  1. Dash to Make Payment Facilities Safe – Organisationswill Scramble to Meet Compliance with New Payment Card Industry Standard (PCI DSS) V3.0.

There are just a handful of days until 1 January 2015 deadline, before organisations that store, process or transmit cardholder data with the Visa, MasterCard, American Express, JCB International and Discover logos must start using PCI DSS V3.0 when they validate their compliance.

The Verizon 2014 PCI Compliance Report showed only 11.1 per cent of organisations fully complied with the requirements of PCI DSS, and only one in five organisations came close to complying and passed 95 per cent + of controls.  How will they fair 1 January 2015 when V3.0 becomes mandatory?

Organisations will have a little more time to address more rigorous Penetration Testing rules which become mandatory from 1 July 2015. Looking ahead Espion believes the Security Standards Council will continue to follow a strategy of greater emphasis on effective Penetration Testing based on standard methodologies and relevant certifications in future revisions.

  1. Sophisticated Whaling Scams on Course to Net the Big Fish

Spear phishers are doing their homework, trawling the internet to fact-find and build profiles of senior executives to create highly targeted and plausible scams that even the most cautious of users would find it difficult to spot as non-legit.

With Symantec research revealing a shocking 91 per cent increase in spear-phishing attacks from 2012 to 2013, organisations would be wise to allocate resources to building their human firewall though information security awareness training.

  1. Windows Server 2003 Refresh the Catalyst for Making Cloud Mainstream   

July 2015 has been billed as the most significant ‘refresh’ this century as Microsoft discontinues support for its Windows Server 2003 product. The Cloud Industry Forum predicts as many as 1,000 servers a day will need upgrading in the countdown to the end of support.

Espion believes this could accelerate cloud adoption rates with large numbers of organisations taking the plunge and migrating to the cloud. However latest figures from Eurostat highlight cloud security remains a barrier for CIOs across Europe with the risk of a security breach scoring highest for both large enterprises and SMEs, at 57 per cent and 38 per cent respectively.

  1. Retail Will Look to Point-to-Point-Encryption (P2PE) to Combat Point-of-Sale Malware

2014 saw one of the largest ever data breaches hit the retailer sector.  In the US malware installed on point-of-sale (POS) terminals across 2,200 Home Depot stores syphoned credit cards details of up to 56 million customers.  Investigators believe another major breach, at fellow US retailer Target, resulted from malicious software installed on point-of-sale terminals.

With point-of-sale malware now one of the biggest sources of stolen payment cards for cybercriminals Espion believes P2PE will be much more widely adopted by the retail sector in the coming months.

  1. Sophisticated Monitoring Technologies will become Mainstream

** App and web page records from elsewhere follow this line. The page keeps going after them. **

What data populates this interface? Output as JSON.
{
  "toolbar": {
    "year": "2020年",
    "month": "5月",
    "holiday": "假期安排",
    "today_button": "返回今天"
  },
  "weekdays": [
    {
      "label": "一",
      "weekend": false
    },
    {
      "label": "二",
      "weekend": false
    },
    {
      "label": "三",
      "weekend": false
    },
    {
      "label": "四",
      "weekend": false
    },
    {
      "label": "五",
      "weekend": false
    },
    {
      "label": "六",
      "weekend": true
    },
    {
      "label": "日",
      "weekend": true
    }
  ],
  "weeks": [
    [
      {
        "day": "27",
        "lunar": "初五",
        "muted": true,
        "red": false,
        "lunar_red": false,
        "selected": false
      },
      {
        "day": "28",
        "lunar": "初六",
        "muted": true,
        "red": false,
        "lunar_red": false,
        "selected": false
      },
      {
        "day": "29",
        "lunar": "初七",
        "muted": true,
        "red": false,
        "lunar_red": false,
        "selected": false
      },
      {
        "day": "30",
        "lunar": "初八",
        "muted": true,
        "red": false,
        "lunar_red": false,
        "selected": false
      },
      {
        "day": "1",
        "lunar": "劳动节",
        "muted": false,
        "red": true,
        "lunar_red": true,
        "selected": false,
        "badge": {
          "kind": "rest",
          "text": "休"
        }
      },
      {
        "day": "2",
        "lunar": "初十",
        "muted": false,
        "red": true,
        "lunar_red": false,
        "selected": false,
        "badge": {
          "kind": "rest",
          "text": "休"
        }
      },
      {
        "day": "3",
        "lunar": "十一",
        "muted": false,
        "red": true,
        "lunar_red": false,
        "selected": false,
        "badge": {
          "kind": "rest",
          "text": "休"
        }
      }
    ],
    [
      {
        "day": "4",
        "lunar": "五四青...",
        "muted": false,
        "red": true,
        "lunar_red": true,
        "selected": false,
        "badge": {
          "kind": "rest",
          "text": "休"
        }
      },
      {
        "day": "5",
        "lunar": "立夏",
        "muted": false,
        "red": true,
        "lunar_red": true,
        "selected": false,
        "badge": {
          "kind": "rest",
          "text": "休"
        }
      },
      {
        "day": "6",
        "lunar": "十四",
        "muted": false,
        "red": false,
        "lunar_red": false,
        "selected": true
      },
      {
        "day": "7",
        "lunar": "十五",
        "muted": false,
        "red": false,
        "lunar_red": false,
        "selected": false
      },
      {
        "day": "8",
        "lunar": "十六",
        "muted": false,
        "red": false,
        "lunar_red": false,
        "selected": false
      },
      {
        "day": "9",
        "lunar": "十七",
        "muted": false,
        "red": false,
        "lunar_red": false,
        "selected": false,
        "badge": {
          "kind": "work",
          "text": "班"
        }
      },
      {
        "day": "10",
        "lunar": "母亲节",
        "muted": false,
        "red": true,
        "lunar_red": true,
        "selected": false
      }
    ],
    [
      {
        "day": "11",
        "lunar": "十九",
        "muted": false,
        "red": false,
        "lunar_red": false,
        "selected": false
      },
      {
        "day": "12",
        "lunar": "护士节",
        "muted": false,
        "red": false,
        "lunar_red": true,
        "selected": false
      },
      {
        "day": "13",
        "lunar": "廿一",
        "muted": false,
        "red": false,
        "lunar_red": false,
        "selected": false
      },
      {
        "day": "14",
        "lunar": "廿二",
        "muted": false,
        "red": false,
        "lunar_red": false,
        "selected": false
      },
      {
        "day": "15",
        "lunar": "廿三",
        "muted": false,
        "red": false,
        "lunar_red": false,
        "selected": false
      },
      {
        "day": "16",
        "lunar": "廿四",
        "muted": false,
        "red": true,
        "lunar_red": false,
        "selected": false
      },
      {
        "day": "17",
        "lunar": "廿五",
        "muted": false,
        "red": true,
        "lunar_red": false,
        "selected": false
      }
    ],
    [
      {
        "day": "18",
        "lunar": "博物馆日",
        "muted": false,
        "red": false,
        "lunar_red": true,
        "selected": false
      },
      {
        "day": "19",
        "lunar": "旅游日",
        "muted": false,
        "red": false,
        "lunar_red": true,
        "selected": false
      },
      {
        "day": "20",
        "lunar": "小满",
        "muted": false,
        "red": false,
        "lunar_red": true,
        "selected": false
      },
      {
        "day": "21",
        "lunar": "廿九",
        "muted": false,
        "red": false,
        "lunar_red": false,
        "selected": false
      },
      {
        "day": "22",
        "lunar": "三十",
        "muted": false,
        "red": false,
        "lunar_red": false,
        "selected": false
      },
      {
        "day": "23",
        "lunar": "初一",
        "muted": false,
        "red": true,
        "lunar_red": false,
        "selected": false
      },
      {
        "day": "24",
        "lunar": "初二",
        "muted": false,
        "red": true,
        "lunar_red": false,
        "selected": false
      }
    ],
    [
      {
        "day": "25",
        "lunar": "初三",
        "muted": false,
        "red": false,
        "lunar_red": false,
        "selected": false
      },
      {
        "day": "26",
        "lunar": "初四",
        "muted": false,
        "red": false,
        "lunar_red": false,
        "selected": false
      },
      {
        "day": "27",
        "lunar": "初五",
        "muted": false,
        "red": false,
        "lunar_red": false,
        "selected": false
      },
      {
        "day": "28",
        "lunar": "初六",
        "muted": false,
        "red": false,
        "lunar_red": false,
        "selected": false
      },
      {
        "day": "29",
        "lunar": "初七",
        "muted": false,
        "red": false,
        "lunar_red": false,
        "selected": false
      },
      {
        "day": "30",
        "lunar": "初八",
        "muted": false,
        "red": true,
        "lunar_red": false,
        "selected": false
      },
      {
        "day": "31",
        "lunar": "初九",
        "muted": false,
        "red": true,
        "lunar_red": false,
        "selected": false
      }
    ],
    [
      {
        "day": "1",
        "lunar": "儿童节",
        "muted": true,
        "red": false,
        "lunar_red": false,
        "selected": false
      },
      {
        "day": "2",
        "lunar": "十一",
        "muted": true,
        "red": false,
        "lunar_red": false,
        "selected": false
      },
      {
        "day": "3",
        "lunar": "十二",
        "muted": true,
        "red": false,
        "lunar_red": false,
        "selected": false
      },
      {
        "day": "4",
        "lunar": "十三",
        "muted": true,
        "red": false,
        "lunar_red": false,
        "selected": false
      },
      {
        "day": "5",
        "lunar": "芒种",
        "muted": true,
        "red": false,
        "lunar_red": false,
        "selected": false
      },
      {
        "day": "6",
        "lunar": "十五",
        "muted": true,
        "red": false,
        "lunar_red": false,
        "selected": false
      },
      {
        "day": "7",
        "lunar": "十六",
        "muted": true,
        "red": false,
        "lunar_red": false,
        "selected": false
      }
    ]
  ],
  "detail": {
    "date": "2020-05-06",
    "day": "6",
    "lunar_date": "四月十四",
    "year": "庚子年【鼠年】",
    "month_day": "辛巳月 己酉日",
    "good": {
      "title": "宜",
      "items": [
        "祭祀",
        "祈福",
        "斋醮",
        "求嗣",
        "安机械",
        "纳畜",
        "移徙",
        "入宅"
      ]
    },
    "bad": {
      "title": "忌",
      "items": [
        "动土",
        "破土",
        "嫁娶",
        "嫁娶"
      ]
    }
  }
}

National Institute of Standards and Technology (NIST) describes continuous monitoring as a key component of a comprehensive security plan: one that incorporates proactive automated alerting in conjunction with essential vulnerability management techniques such as regular network and application penetration testing.

With major technology players including QualysTenable and Rapid 7  offering enterprise level solutions to continuously monitor mission critical assets, Espion believes vulnerability management is heading for a paradigm shift where both real-time and periodic deep dive assessments provide invaluable insight to the security posture of your environment.